# DATASET ENTRIES

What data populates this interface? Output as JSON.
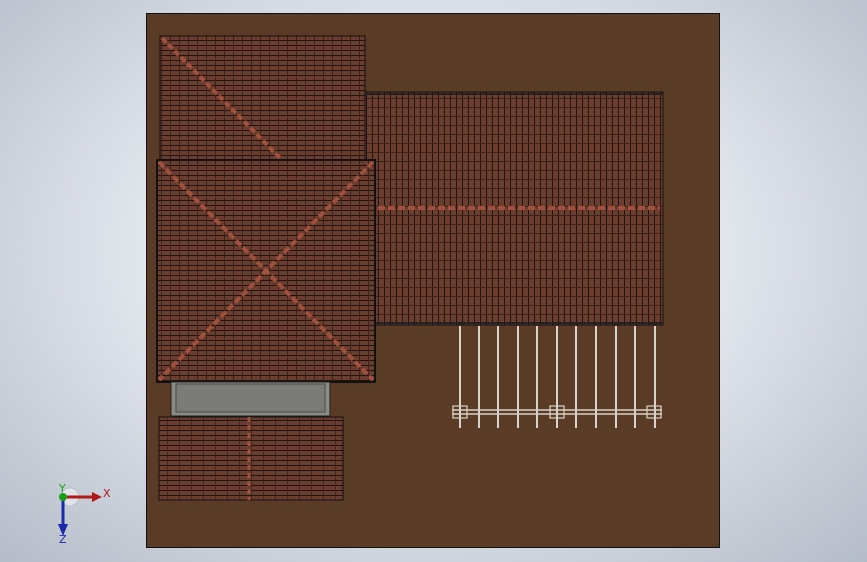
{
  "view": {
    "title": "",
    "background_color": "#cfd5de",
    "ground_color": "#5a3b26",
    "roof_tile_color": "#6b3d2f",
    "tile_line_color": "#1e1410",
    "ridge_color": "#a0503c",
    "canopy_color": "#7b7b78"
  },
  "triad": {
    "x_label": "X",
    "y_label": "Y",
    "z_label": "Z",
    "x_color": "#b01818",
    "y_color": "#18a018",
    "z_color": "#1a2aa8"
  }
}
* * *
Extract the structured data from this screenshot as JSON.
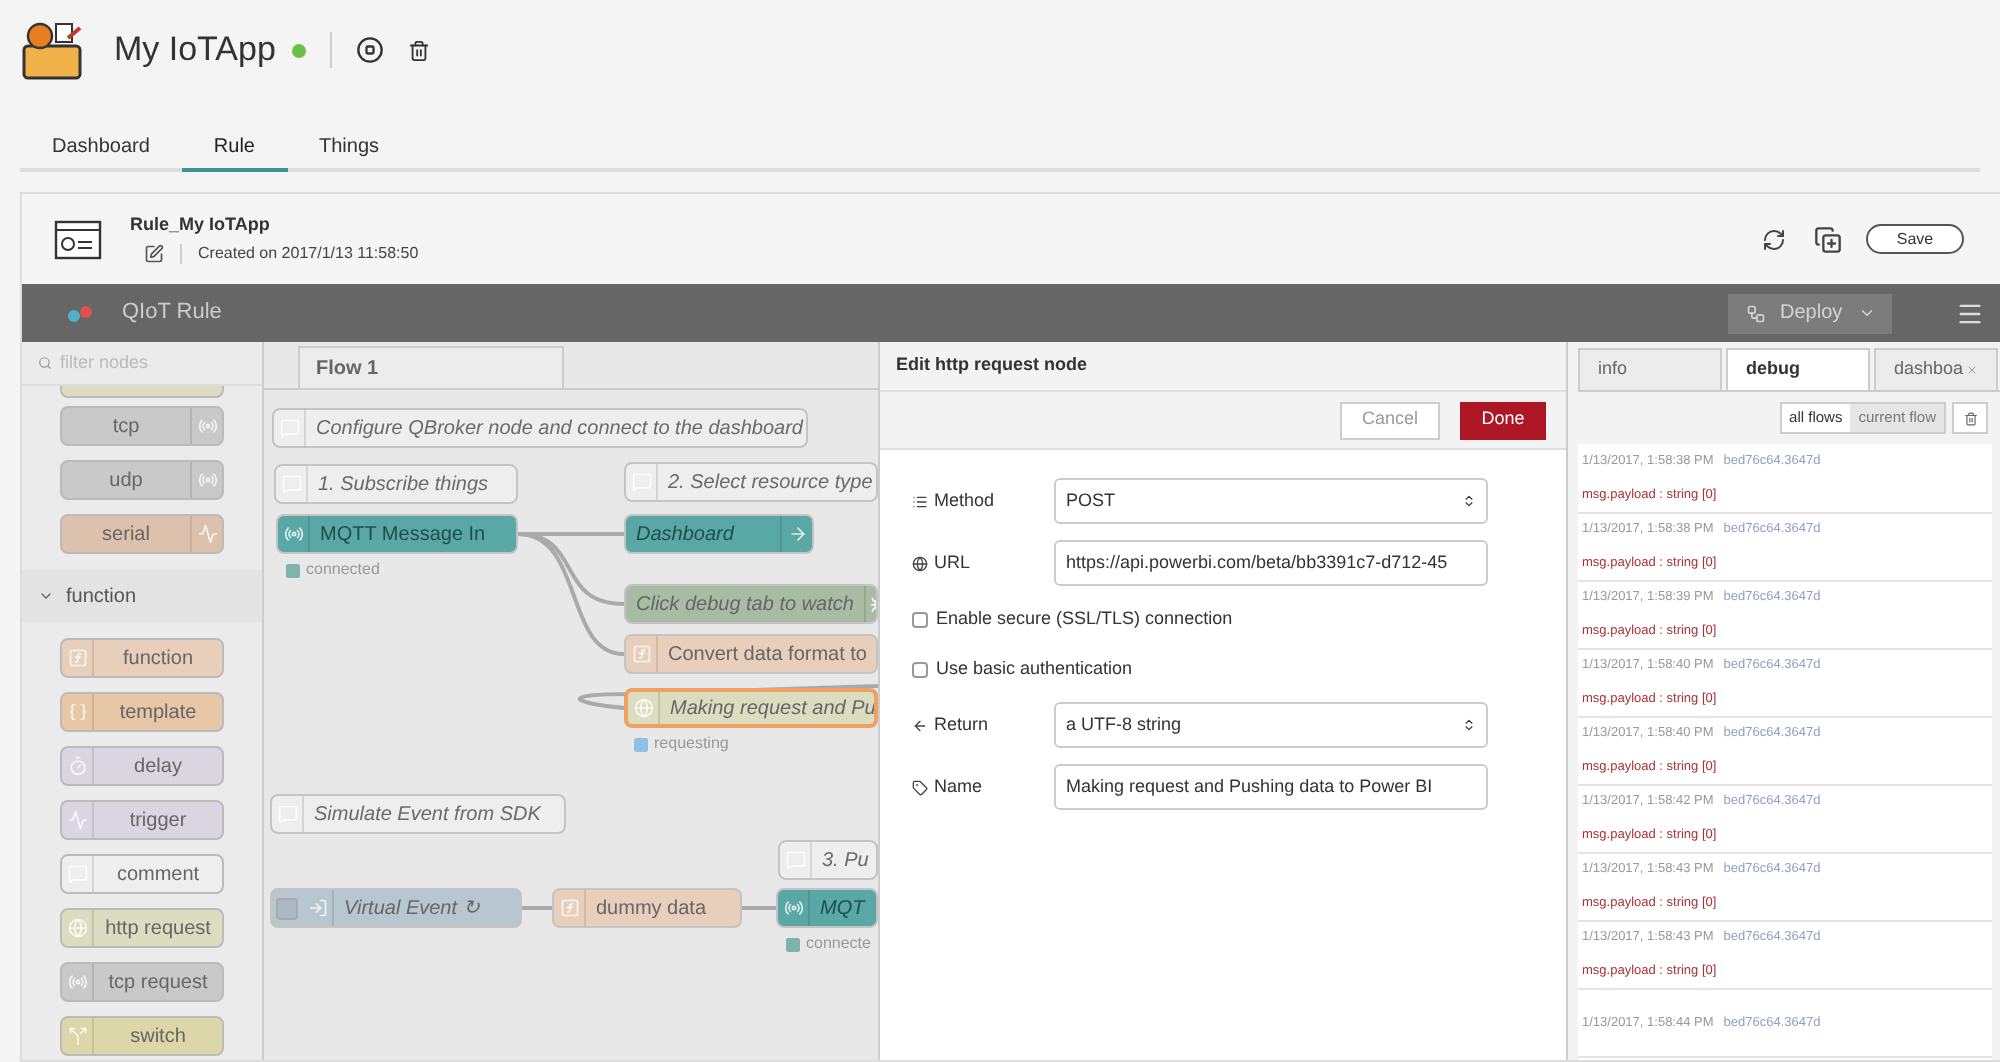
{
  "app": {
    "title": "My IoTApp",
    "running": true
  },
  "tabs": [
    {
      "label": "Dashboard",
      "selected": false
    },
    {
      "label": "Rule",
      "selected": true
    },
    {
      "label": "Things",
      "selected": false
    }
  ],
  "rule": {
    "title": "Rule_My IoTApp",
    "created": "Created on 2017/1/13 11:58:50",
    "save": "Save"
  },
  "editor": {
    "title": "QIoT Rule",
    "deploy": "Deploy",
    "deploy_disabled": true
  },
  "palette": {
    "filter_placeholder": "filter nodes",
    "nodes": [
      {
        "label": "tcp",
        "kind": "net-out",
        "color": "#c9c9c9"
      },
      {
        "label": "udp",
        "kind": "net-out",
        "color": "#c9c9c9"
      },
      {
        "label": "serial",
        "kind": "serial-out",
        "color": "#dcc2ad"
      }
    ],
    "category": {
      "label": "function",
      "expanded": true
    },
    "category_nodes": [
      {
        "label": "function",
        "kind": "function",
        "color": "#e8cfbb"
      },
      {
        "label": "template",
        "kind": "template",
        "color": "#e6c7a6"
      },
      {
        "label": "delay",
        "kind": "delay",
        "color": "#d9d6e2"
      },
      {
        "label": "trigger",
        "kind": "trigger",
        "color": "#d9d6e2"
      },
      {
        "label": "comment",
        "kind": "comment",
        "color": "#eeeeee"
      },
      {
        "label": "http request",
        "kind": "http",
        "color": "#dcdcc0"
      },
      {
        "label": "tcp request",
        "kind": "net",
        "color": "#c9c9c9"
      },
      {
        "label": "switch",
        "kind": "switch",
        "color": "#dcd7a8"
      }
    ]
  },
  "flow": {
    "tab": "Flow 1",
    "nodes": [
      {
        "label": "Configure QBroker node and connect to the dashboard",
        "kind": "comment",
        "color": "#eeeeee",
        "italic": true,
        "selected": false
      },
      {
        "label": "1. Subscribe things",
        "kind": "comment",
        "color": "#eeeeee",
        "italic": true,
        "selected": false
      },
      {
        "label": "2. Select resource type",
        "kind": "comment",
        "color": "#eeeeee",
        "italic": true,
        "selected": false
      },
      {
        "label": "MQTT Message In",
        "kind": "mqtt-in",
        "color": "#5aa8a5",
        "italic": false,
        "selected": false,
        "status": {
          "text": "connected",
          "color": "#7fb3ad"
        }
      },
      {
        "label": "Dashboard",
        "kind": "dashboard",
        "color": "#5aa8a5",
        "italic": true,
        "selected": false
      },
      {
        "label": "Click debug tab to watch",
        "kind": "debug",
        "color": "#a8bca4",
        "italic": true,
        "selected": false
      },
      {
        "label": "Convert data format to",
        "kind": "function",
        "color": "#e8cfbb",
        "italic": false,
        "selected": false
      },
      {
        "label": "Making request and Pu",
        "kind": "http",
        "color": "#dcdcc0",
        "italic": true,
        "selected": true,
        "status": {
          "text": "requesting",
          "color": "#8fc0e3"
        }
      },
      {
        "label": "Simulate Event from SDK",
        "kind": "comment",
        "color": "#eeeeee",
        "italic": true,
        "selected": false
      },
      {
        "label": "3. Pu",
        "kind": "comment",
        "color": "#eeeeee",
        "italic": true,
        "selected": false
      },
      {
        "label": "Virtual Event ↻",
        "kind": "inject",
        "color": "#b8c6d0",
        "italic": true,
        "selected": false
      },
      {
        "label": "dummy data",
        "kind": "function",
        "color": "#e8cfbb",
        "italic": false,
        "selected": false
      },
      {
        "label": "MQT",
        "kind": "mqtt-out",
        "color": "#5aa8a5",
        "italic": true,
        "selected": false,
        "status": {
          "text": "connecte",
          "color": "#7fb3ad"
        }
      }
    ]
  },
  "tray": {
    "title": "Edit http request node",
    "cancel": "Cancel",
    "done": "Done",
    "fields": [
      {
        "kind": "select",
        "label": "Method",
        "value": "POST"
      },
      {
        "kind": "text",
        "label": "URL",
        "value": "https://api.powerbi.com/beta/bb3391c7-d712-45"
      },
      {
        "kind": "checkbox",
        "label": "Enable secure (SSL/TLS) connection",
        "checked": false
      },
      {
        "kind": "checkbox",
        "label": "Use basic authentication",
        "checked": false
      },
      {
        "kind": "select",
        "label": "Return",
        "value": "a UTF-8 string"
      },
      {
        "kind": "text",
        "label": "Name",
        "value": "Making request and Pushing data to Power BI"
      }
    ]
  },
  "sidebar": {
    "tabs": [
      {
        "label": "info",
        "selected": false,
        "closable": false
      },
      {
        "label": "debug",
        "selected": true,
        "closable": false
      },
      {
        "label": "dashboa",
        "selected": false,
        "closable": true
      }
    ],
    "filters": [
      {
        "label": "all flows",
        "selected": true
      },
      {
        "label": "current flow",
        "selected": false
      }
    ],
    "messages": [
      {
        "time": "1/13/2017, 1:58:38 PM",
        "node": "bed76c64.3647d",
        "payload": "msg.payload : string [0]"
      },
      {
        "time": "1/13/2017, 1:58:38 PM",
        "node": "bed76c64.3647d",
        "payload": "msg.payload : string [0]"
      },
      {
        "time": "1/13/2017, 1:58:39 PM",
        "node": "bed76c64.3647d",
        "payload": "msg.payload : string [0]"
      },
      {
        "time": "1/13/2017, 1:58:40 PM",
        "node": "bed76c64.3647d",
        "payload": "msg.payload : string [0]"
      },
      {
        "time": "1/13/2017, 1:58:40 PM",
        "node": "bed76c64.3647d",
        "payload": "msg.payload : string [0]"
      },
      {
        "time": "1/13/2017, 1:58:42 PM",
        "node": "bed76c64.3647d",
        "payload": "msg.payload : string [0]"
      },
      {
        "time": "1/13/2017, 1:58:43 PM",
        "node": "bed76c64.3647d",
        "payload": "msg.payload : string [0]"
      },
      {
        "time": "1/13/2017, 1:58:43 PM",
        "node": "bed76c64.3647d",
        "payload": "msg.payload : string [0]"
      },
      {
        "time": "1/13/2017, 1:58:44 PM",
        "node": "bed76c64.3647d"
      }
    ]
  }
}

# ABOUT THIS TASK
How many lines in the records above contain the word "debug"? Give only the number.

# WRITTEN REPLY
3